Overtime romance has become an increasingly varied and diverse genre, more and more books joining the genre each year. At this point there are a lot of romance books available. A lot. There are some that are bad, some that are good, some that are mediocre, and some that leave you amazed at the fact that a human being sat down and created the book you just read. One Last Stop is of the last kind.
I’m not generally one to give raving reviews, but this book wholeheartedly deserves it.
Let’s start with the core plot of the book. August is a cynical and emotionally closed-off, 23 year old who’s just moved to New York City. As a result of aforementioned issues, and some childhood trauma, August has never found a place that she could truly call home, or a person. That is until she finds herself drawn to Jane, a mysterious girl August meets on the subway. But with the life-changing event of meeting Jane, comes the revelation that Jane is stuck on the Subway, away from her original life in the 1970s. Now it’s up to August to help get Jane un-stuck, learning a little about life on the way.
I’ll start strong with the romance. August and Jane, put quite simply, make you believe in love. It’s an off-the-bat opposites attract situation that has never been written more perfectly. Jane’s charisma breaks down August’s walls, August learns what it means to trust someone. She learns what it means to love and be loved, and to sacrifice for that love. Jane finds a calm center to the storm that is her life on the subway, and her last ray of hope. Not only do the two characters complement each other perfectly, but the arc of their romance isn’t abrupt. August doesn’t spontaneously open herself up, nor does Jane dive headfirst into their not-so-simple relationship. McQuinston creates a gradual build over the course of several pages and chapters, and with each page and chapter we see August and Jane chip away at each other’s walls and trepidation. And after getting together their relationship continues to prove itself time and time again without fail.
Aside from the core two characters (August and Jane), August also has several quirky roommates and friends. Generally, you don’t expect much from side characters but this book completely resets your expectations. One Last Stops’s side characters are on par (if not better than) the main characters, each adding their own touch to the storyline. Myla, my personal favorite, slowly blossoms into August’s best friend and go-to person for everything. Psychic Niko adds a somewhat crazy, but equally as important, presence in August’s life, kind of the anti-August (seeing as he believes in all things love and fate and August believes in everything but). And, last but not least, Wes, who delivers on his own character while also serving as a character that forces August to confront truths about herself and what she believes. And of course, Isaiah (aka Annie Depressant), who I can’t fit in here but is by no means any less than the rest of them. Similar to the romantic arc, August’s plot line with all these characters remains realistic. She doesn’t pay the rent and all of a sudden become best friends with Wes, Myla, and Niko. However, overtime we see them teach her what it means to open up, ask for help, count on people, and become part of their family. And this book passes with flying colors in making August’s non-romantic relationships just as key to her life and her as her romantic ones.

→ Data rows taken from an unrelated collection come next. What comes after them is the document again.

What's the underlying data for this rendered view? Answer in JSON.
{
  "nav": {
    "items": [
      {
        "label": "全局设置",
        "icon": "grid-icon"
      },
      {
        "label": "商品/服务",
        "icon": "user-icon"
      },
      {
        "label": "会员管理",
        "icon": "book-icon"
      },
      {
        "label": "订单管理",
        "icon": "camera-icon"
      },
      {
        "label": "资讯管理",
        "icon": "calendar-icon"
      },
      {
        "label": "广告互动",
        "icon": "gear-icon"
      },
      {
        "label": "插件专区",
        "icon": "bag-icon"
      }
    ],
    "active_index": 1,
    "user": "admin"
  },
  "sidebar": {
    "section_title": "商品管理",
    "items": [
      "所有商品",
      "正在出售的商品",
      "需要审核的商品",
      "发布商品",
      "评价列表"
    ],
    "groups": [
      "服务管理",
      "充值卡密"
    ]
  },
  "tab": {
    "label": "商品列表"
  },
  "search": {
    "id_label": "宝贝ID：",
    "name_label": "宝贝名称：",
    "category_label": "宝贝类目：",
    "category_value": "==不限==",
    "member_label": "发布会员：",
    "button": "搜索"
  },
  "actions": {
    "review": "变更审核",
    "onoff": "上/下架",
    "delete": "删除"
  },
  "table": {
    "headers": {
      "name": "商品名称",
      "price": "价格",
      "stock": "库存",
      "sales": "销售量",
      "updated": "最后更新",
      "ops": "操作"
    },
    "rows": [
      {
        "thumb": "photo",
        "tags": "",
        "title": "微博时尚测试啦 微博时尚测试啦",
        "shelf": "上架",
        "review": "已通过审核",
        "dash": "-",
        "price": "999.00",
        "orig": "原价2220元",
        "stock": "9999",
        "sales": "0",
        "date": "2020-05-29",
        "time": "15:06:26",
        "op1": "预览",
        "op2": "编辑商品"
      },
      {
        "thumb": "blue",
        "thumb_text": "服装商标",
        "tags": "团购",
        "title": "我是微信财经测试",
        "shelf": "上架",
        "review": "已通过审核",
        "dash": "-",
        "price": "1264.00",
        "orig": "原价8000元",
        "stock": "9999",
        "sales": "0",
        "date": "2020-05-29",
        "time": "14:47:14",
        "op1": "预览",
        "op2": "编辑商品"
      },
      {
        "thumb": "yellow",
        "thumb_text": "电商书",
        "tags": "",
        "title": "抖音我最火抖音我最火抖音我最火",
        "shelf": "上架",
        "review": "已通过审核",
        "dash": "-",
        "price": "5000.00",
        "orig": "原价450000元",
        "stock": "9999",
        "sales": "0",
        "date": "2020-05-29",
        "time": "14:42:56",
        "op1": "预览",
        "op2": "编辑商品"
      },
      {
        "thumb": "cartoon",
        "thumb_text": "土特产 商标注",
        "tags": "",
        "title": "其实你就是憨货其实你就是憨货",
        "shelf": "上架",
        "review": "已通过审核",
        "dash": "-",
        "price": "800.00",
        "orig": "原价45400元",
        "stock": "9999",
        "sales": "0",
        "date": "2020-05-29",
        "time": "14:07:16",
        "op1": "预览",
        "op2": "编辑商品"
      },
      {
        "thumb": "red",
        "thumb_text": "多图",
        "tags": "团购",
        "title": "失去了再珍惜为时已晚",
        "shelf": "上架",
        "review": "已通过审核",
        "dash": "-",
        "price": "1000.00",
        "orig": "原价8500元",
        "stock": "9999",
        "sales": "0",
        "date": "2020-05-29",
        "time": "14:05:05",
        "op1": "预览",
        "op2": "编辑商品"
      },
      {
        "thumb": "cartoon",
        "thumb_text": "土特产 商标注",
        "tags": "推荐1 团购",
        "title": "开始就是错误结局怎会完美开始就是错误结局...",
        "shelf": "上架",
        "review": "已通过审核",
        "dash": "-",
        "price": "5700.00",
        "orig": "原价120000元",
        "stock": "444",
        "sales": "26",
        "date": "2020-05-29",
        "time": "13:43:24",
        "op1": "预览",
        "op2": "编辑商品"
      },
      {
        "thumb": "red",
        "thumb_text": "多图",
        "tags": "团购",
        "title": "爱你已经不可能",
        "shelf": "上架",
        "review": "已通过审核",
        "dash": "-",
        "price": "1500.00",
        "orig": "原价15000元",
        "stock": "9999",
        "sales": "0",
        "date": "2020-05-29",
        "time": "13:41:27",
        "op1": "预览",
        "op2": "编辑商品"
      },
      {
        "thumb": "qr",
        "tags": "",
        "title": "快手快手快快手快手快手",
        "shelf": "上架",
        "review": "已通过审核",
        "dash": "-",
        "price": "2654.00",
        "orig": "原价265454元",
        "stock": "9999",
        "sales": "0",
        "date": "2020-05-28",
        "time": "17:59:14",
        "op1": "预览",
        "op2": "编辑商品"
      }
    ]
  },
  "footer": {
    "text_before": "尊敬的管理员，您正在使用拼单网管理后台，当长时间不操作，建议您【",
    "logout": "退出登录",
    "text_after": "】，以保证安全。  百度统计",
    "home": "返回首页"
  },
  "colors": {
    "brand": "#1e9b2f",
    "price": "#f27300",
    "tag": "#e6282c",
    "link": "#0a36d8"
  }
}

All of the amazing characters aside, this book also has a wide range of representation. There are plenty of POC character’s, none of whose cultural background is brushed under the rug. On several occasions, Jane and Myla speak about their asian heritage and cultural experiences. Niko is trans, also another topic McQuinston touches thoughtfully on. August and Jane are both members of the LGBTQ+ community, August being bisexual and Jane being gay, as well as other characters such as Isaiah and Wes. One Last Stop also delicately interweaves the topic of hate crimes, sexuality, and gender identity into discussions between the characters.
And every single one of these numerous characters make complete sense with the multi-faceted plot. While there exists the central arc with Jane and August and August’s arc with her roommates, many many other plot lines are also strung together simultaneously. Billy’s – a restaurant that August works at and functions as a home away from home for many of the characters – is at risk for closing down, a threat which the characters plan to tackle together. Similarly, August and her friends also work together to try and unravel Jane’s mysterious past, and to use it to find a way to free her from her frozen existence on the subway. And, lastly, the plot line of August’s mysterious and evasive uncle, a mystery that’s haunted August’s past since she was a child.
So, basically, the sum total of all this explaining and complimenting: this book is definitely a book I would recommend. It delivers on basically all expectations and so much more. All the characters are dynamic and intriguing, bringing their own specific addition to the book. The relationships crafted between all the characters are meaningful and fulfilling. The plot lines are varied but manage to work amazingly together to create one coherent, working, and interesting plot line. In conclusion, read the book.